Amazon’s 1-Click Patent Upheld

I am surprised that Daring Fireball is the only one covering this story out of my wide ranging set of sources. According to the article linked, Amazon made some amendments a year into the four year re-examination process that have resulted in the patent being upheld. Those amendments arguably narrowed the patent’s scope though pinning it on a “shopping cart model”. This still seems overly broad. What e-commerce site doesn’t use a shopping cart?

There are two silver linings. The Bilski case currently before the Supreme Court could lead to an invalidation depending on the outcome. The patent expires in 2017 having been filed deep within the bubble in the nineties.

Following Up for the Week Ending 2/7/2010

Amazon Makes DRM-Free E-Books Easier

Several sources, including ReadWriteWeb, pushed out the news that Amazon was allowing some publishers and authors to opt out of DRM on the Kindle. Most are also sharing an update where the retail giant is claiming this was always possible, they are simply making the option easier.

Whichever version of the story is true, the proof will be in how many more DRM-free titles become available in the wake of the change. Cory also posted some critical questions on Boing Boing that remain unanswered. Depending on the answers, Amazon still may be pushing a locked-in system, just relying on contract enforcement rather than the DMCA.

Amazon Announces Application SDK for Kindle

Great, yet another app store, this time from Amazon, for the Kindle. Given the retail giant’s past, in particular with this device, the policies and controls are likely to be stifling. Couple that with the device’s technical limitations, and I’d suggest this may become a largely still born effort.

It also cuts against the grain of the Kindle as a single use device. One of the aspects of general purposes computers that hugely erodes their appeal for reading longer texts is the temptation to switch away to some other distraction. Amazon will no doubt make as much if not more money off of applications as book titles but it still feels like a dilution of one of the Kindle’s main attractions.

Following Up for the Week of 10/4/2009

Judicial Tech Illiteracy, Amazon and the Public Domain, and More

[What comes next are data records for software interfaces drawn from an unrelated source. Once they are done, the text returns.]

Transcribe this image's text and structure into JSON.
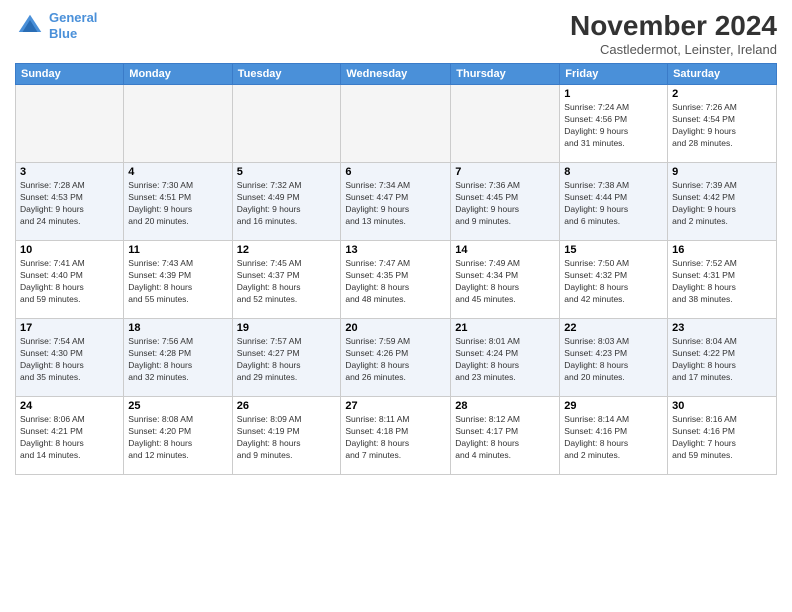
{
  "logo": {
    "line1": "General",
    "line2": "Blue"
  },
  "title": "November 2024",
  "subtitle": "Castledermot, Leinster, Ireland",
  "days_of_week": [
    "Sunday",
    "Monday",
    "Tuesday",
    "Wednesday",
    "Thursday",
    "Friday",
    "Saturday"
  ],
  "weeks": [
    {
      "cells": [
        {
          "day": "",
          "info": ""
        },
        {
          "day": "",
          "info": ""
        },
        {
          "day": "",
          "info": ""
        },
        {
          "day": "",
          "info": ""
        },
        {
          "day": "",
          "info": ""
        },
        {
          "day": "1",
          "info": "Sunrise: 7:24 AM\nSunset: 4:56 PM\nDaylight: 9 hours\nand 31 minutes."
        },
        {
          "day": "2",
          "info": "Sunrise: 7:26 AM\nSunset: 4:54 PM\nDaylight: 9 hours\nand 28 minutes."
        }
      ]
    },
    {
      "cells": [
        {
          "day": "3",
          "info": "Sunrise: 7:28 AM\nSunset: 4:53 PM\nDaylight: 9 hours\nand 24 minutes."
        },
        {
          "day": "4",
          "info": "Sunrise: 7:30 AM\nSunset: 4:51 PM\nDaylight: 9 hours\nand 20 minutes."
        },
        {
          "day": "5",
          "info": "Sunrise: 7:32 AM\nSunset: 4:49 PM\nDaylight: 9 hours\nand 16 minutes."
        },
        {
          "day": "6",
          "info": "Sunrise: 7:34 AM\nSunset: 4:47 PM\nDaylight: 9 hours\nand 13 minutes."
        },
        {
          "day": "7",
          "info": "Sunrise: 7:36 AM\nSunset: 4:45 PM\nDaylight: 9 hours\nand 9 minutes."
        },
        {
          "day": "8",
          "info": "Sunrise: 7:38 AM\nSunset: 4:44 PM\nDaylight: 9 hours\nand 6 minutes."
        },
        {
          "day": "9",
          "info": "Sunrise: 7:39 AM\nSunset: 4:42 PM\nDaylight: 9 hours\nand 2 minutes."
        }
      ]
    },
    {
      "cells": [
        {
          "day": "10",
          "info": "Sunrise: 7:41 AM\nSunset: 4:40 PM\nDaylight: 8 hours\nand 59 minutes."
        },
        {
          "day": "11",
          "info": "Sunrise: 7:43 AM\nSunset: 4:39 PM\nDaylight: 8 hours\nand 55 minutes."
        },
        {
          "day": "12",
          "info": "Sunrise: 7:45 AM\nSunset: 4:37 PM\nDaylight: 8 hours\nand 52 minutes."
        },
        {
          "day": "13",
          "info": "Sunrise: 7:47 AM\nSunset: 4:35 PM\nDaylight: 8 hours\nand 48 minutes."
        },
        {
          "day": "14",
          "info": "Sunrise: 7:49 AM\nSunset: 4:34 PM\nDaylight: 8 hours\nand 45 minutes."
        },
        {
          "day": "15",
          "info": "Sunrise: 7:50 AM\nSunset: 4:32 PM\nDaylight: 8 hours\nand 42 minutes."
        },
        {
          "day": "16",
          "info": "Sunrise: 7:52 AM\nSunset: 4:31 PM\nDaylight: 8 hours\nand 38 minutes."
        }
      ]
    },
    {
      "cells": [
        {
          "day": "17",
          "info": "Sunrise: 7:54 AM\nSunset: 4:30 PM\nDaylight: 8 hours\nand 35 minutes."
        },
        {
          "day": "18",
          "info": "Sunrise: 7:56 AM\nSunset: 4:28 PM\nDaylight: 8 hours\nand 32 minutes."
        },
        {
          "day": "19",
          "info": "Sunrise: 7:57 AM\nSunset: 4:27 PM\nDaylight: 8 hours\nand 29 minutes."
        },
        {
          "day": "20",
          "info": "Sunrise: 7:59 AM\nSunset: 4:26 PM\nDaylight: 8 hours\nand 26 minutes."
        },
        {
          "day": "21",
          "info": "Sunrise: 8:01 AM\nSunset: 4:24 PM\nDaylight: 8 hours\nand 23 minutes."
        },
        {
          "day": "22",
          "info": "Sunrise: 8:03 AM\nSunset: 4:23 PM\nDaylight: 8 hours\nand 20 minutes."
        },
        {
          "day": "23",
          "info": "Sunrise: 8:04 AM\nSunset: 4:22 PM\nDaylight: 8 hours\nand 17 minutes."
        }
      ]
    },
    {
      "cells": [
        {
          "day": "24",
          "info": "Sunrise: 8:06 AM\nSunset: 4:21 PM\nDaylight: 8 hours\nand 14 minutes."
        },
        {
          "day": "25",
          "info": "Sunrise: 8:08 AM\nSunset: 4:20 PM\nDaylight: 8 hours\nand 12 minutes."
        },
        {
          "day": "26",
          "info": "Sunrise: 8:09 AM\nSunset: 4:19 PM\nDaylight: 8 hours\nand 9 minutes."
        },
        {
          "day": "27",
          "info": "Sunrise: 8:11 AM\nSunset: 4:18 PM\nDaylight: 8 hours\nand 7 minutes."
        },
        {
          "day": "28",
          "info": "Sunrise: 8:12 AM\nSunset: 4:17 PM\nDaylight: 8 hours\nand 4 minutes."
        },
        {
          "day": "29",
          "info": "Sunrise: 8:14 AM\nSunset: 4:16 PM\nDaylight: 8 hours\nand 2 minutes."
        },
        {
          "day": "30",
          "info": "Sunrise: 8:16 AM\nSunset: 4:16 PM\nDaylight: 7 hours\nand 59 minutes."
        }
      ]
    }
  ]
}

  • Radio Berkman podcast episode on anonymity and limits on free speech
    As I do not already listen to enough podcasts on legal matters. But I am grateful to TLF’s Adam Thierer for bringing this to my attention, especially this particular episode on an excellent subject that is very relevant to recent stories about anonymous speech circulating through the blogosphere. I will warn you that while there is an Ogg version of the podcast, the file I checked had a panning issue; sound only on the right channel.
  • New language on the JVM from Google
    The name, short for “No Operation”, sounds like a joke, but the piece I found via Hacker News appears to be legitimate. I understand the reasoning behind the laundry list of features but wonder, as I usually do, if their efforts would have been better served helping Scala or Groovy rather than creating a whole new language.
  • Amazon delaying public domain submissions for the Kindle
    Although the piece doesn’t say explicitly, I suspect that the Orwell incident is a large part of their reasoning. What they have said is suspicious, as the letter including in this article makes clear. At least they are not singling anyone out.
  • Tech illiteracy’s impact on judges’ rulings
    At Techdirt, Mike Masnick shares a good example of a case where illiteracy yielded an outcome one hundred and eighty degrees from how things would have gone if the judge were more clueful. It echoes the question I consider a while ago.
  • Big Content whines to FCC to perserve its internet filtering plans
    I really am not at all surprised by Nate Anderson’s coverage at Ars of another FCC workshop on their broadband plan in which the entertainment industry took over with flimsy rhetoric, easily debunked, intending to shore up their desire to deputize ISPs to police for infringing content.
  • An overreaching patent from Google on reading lists
    RWW supposes this may be a key patent underlying the Bundles feature in Reader. Further, they detail a response from Winer which seems to have the right of it, that at least judging from the abstract on the patent, there is a load of applicable prior art.
  • Ruling further limits interpretation of the CFAA
    According to Jacqui Cheung at Ars, in this instance the ruling on appeal was for a case around ex-employees accessing former employer’s data. It reins in another of the problematic, broadening claims brought to bear under the already overly vague and dangerous Computer Fraud and Abuse Act.